§ WORK ITEM
In full and word for word, print the data below.

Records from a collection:

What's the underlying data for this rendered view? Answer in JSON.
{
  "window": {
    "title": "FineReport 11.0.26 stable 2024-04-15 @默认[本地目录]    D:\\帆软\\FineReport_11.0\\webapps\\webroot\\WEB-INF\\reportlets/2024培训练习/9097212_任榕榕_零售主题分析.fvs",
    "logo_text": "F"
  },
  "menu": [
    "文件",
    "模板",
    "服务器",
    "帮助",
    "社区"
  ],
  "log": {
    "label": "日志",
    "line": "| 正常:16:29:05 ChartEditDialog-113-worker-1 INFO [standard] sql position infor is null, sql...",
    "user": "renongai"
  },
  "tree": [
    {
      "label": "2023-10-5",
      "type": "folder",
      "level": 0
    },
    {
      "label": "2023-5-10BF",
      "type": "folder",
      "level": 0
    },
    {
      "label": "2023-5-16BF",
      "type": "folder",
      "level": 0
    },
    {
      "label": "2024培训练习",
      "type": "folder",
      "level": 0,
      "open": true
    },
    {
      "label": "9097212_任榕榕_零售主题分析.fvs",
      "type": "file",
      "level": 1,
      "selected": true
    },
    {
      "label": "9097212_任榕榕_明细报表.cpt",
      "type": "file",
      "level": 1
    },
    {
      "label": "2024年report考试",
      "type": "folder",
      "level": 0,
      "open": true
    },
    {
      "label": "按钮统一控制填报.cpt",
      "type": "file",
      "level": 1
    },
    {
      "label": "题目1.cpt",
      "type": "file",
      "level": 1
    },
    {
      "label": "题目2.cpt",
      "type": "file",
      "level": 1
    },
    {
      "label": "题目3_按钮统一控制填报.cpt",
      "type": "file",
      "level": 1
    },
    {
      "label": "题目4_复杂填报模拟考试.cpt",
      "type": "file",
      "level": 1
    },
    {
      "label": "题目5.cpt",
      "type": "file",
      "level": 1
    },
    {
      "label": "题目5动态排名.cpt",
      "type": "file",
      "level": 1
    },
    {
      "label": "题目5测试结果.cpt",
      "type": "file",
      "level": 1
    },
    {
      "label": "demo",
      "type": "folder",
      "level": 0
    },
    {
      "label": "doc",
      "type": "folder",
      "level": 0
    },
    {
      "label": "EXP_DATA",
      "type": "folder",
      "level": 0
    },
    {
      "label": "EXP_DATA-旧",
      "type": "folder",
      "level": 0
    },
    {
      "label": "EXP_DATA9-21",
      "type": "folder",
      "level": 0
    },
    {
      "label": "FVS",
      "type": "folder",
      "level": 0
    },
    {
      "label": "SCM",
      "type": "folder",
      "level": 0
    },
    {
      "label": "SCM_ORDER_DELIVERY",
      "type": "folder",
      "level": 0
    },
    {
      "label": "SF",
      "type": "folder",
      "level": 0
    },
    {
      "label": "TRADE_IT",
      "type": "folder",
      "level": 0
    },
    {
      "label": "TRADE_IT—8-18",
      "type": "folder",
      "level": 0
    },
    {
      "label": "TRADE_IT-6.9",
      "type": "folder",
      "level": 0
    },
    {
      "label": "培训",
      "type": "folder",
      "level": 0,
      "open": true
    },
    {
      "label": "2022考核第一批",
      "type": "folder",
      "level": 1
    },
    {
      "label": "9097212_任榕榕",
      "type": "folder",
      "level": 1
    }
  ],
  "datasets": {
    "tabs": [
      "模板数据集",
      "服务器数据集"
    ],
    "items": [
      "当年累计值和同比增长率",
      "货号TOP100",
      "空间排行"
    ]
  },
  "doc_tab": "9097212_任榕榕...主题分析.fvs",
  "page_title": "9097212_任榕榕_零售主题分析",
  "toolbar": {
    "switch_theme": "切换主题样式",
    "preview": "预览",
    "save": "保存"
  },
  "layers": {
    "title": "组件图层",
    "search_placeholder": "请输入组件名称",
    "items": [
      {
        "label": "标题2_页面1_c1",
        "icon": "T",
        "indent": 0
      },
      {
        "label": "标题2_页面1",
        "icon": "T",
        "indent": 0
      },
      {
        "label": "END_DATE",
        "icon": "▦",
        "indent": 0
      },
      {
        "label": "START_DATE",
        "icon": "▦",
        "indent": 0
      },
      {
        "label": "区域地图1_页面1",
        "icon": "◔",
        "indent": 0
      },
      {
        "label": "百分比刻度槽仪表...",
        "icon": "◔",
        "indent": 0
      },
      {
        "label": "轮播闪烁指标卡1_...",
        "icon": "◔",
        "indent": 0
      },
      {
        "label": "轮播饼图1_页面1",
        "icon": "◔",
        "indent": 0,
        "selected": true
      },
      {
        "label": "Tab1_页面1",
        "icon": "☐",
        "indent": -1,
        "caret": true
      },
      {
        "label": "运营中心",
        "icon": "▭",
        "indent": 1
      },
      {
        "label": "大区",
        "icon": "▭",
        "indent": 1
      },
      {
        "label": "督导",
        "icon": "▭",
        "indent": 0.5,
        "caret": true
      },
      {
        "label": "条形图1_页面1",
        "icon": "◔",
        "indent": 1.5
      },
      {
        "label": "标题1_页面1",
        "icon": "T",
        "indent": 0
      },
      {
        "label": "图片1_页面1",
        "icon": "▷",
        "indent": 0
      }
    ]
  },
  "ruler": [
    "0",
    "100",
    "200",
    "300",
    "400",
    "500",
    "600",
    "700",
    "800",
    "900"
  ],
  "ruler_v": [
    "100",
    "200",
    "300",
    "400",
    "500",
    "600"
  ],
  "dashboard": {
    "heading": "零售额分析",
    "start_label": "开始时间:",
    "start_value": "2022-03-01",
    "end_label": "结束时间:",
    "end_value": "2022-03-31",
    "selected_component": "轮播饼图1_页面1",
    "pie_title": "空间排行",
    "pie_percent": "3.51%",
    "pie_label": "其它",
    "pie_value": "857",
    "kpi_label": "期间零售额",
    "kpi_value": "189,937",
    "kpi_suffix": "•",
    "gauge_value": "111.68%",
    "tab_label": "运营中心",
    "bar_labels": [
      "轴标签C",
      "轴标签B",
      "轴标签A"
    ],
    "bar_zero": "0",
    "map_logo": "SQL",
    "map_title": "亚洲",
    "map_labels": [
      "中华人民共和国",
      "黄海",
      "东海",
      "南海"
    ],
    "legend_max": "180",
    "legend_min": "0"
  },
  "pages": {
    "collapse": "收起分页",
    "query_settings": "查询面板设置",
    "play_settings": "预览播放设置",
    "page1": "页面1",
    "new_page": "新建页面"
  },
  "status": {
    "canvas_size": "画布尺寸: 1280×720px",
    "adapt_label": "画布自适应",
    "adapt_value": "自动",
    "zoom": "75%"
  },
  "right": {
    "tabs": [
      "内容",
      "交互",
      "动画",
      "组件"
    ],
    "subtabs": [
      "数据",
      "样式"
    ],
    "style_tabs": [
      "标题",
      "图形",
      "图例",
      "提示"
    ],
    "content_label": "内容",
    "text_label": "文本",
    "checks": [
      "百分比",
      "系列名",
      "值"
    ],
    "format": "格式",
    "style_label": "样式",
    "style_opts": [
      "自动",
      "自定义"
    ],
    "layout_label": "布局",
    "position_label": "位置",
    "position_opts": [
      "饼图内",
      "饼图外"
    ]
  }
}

§ ANSWER AREA
What's the underlying data for this rendered view? Answer in JSON.
{
  "window": {
    "title": "FineReport 11.0.26 stable 2024-04-15 @默认[本地目录]    D:\\帆软\\FineReport_11.0\\webapps\\webroot\\WEB-INF\\reportlets/2024培训练习/9097212_任榕榕_零售主题分析.fvs",
    "logo_text": "F"
  },
  "menu": [
    "文件",
    "模板",
    "服务器",
    "帮助",
    "社区"
  ],
  "log": {
    "label": "日志",
    "line": "| 正常:16:29:05 ChartEditDialog-113-worker-1 INFO [standard] sql position infor is null, sql...",
    "user": "renongai"
  },
  "tree": [
    {
      "label": "2023-10-5",
      "type": "folder",
      "level": 0
    },
    {
      "label": "2023-5-10BF",
      "type": "folder",
      "level": 0
    },
    {
      "label": "2023-5-16BF",
      "type": "folder",
      "level": 0
    },
    {
      "label": "2024培训练习",
      "type": "folder",
      "level": 0,
      "open": true
    },
    {
      "label": "9097212_任榕榕_零售主题分析.fvs",
      "type": "file",
      "level": 1,
      "selected": true
    },
    {
      "label": "9097212_任榕榕_明细报表.cpt",
      "type": "file",
      "level": 1
    },
    {
      "label": "2024年report考试",
      "type": "folder",
      "level": 0,
      "open": true
    },
    {
      "label": "按钮统一控制填报.cpt",
      "type": "file",
      "level": 1
    },
    {
      "label": "题目1.cpt",
      "type": "file",
      "level": 1
    },
    {
      "label": "题目2.cpt",
      "type": "file",
      "level": 1
    },
    {
      "label": "题目3_按钮统一控制填报.cpt",
      "type": "file",
      "level": 1
    },
    {
      "label": "题目4_复杂填报模拟考试.cpt",
      "type": "file",
      "level": 1
    },
    {
      "label": "题目5.cpt",
      "type": "file",
      "level": 1
    },
    {
      "label": "题目5动态排名.cpt",
      "type": "file",
      "level": 1
    },
    {
      "label": "题目5测试结果.cpt",
      "type": "file",
      "level": 1
    },
    {
      "label": "demo",
      "type": "folder",
      "level": 0
    },
    {
      "label": "doc",
      "type": "folder",
      "level": 0
    },
    {
      "label": "EXP_DATA",
      "type": "folder",
      "level": 0
    },
    {
      "label": "EXP_DATA-旧",
      "type": "folder",
      "level": 0
    },
    {
      "label": "EXP_DATA9-21",
      "type": "folder",
      "level": 0
    },
    {
      "label": "FVS",
      "type": "folder",
      "level": 0
    },
    {
      "label": "SCM",
      "type": "folder",
      "level": 0
    },
    {
      "label": "SCM_ORDER_DELIVERY",
      "type": "folder",
      "level": 0
    },
    {
      "label": "SF",
      "type": "folder",
      "level": 0
    },
    {
      "label": "TRADE_IT",
      "type": "folder",
      "level": 0
    },
    {
      "label": "TRADE_IT—8-18",
      "type": "folder",
      "level": 0
    },
    {
      "label": "TRADE_IT-6.9",
      "type": "folder",
      "level": 0
    },
    {
      "label": "培训",
      "type": "folder",
      "level": 0,
      "open": true
    },
    {
      "label": "2022考核第一批",
      "type": "folder",
      "level": 1
    },
    {
      "label": "9097212_任榕榕",
      "type": "folder",
      "level": 1
    }
  ],
  "datasets": {
    "tabs": [
      "模板数据集",
      "服务器数据集"
    ],
    "items": [
      "当年累计值和同比增长率",
      "货号TOP100",
      "空间排行"
    ]
  },
  "doc_tab": "9097212_任榕榕...主题分析.fvs",
  "page_title": "9097212_任榕榕_零售主题分析",
  "toolbar": {
    "switch_theme": "切换主题样式",
    "preview": "预览",
    "save": "保存"
  },
  "layers": {
    "title": "组件图层",
    "search_placeholder": "请输入组件名称",
    "items": [
      {
        "label": "标题2_页面1_c1",
        "icon": "T",
        "indent": 0
      },
      {
        "label": "标题2_页面1",
        "icon": "T",
        "indent": 0
      },
      {
        "label": "END_DATE",
        "icon": "▦",
        "indent": 0
      },
      {
        "label": "START_DATE",
        "icon": "▦",
        "indent": 0
      },
      {
        "label": "区域地图1_页面1",
        "icon": "◔",
        "indent": 0
      },
      {
        "label": "百分比刻度槽仪表...",
        "icon": "◔",
        "indent": 0
      },
      {
        "label": "轮播闪烁指标卡1_...",
        "icon": "◔",
        "indent": 0
      },
      {
        "label": "轮播饼图1_页面1",
        "icon": "◔",
        "indent": 0,
        "selected": true
      },
      {
        "label": "Tab1_页面1",
        "icon": "☐",
        "indent": -1,
        "caret": true
      },
      {
        "label": "运营中心",
        "icon": "▭",
        "indent": 1
      },
      {
        "label": "大区",
        "icon": "▭",
        "indent": 1
      },
      {
        "label": "督导",
        "icon": "▭",
        "indent": 0.5,
        "caret": true
      },
      {
        "label": "条形图1_页面1",
        "icon": "◔",
        "indent": 1.5
      },
      {
        "label": "标题1_页面1",
        "icon": "T",
        "indent": 0
      },
      {
        "label": "图片1_页面1",
        "icon": "▷",
        "indent": 0
      }
    ]
  },
  "ruler": [
    "0",
    "100",
    "200",
    "300",
    "400",
    "500",
    "600",
    "700",
    "800",
    "900"
  ],
  "ruler_v": [
    "100",
    "200",
    "300",
    "400",
    "500",
    "600"
  ],
  "dashboard": {
    "heading": "零售额分析",
    "start_label": "开始时间:",
    "start_value": "2022-03-01",
    "end_label": "结束时间:",
    "end_value": "2022-03-31",
    "selected_component": "轮播饼图1_页面1",
    "pie_title": "空间排行",
    "pie_percent": "3.51%",
    "pie_label": "其它",
    "pie_value": "857",
    "kpi_label": "期间零售额",
    "kpi_value": "189,937",
    "kpi_suffix": "•",
    "gauge_value": "111.68%",
    "tab_label": "运营中心",
    "bar_labels": [
      "轴标签C",
      "轴标签B",
      "轴标签A"
    ],
    "bar_zero": "0",
    "map_logo": "SQL",
    "map_title": "亚洲",
    "map_labels": [
      "中华人民共和国",
      "黄海",
      "东海",
      "南海"
    ],
    "legend_max": "180",
    "legend_min": "0"
  },
  "pages": {
    "collapse": "收起分页",
    "query_settings": "查询面板设置",
    "play_settings": "预览播放设置",
    "page1": "页面1",
    "new_page": "新建页面"
  },
  "status": {
    "canvas_size": "画布尺寸: 1280×720px",
    "adapt_label": "画布自适应",
    "adapt_value": "自动",
    "zoom": "75%"
  },
  "right": {
    "tabs": [
      "内容",
      "交互",
      "动画",
      "组件"
    ],
    "subtabs": [
      "数据",
      "样式"
    ],
    "style_tabs": [
      "标题",
      "图形",
      "图例",
      "提示"
    ],
    "content_label": "内容",
    "text_label": "文本",
    "checks": [
      "百分比",
      "系列名",
      "值"
    ],
    "format": "格式",
    "style_label": "样式",
    "style_opts": [
      "自动",
      "自定义"
    ],
    "layout_label": "布局",
    "position_label": "位置",
    "position_opts": [
      "饼图内",
      "饼图外"
    ]
  }
}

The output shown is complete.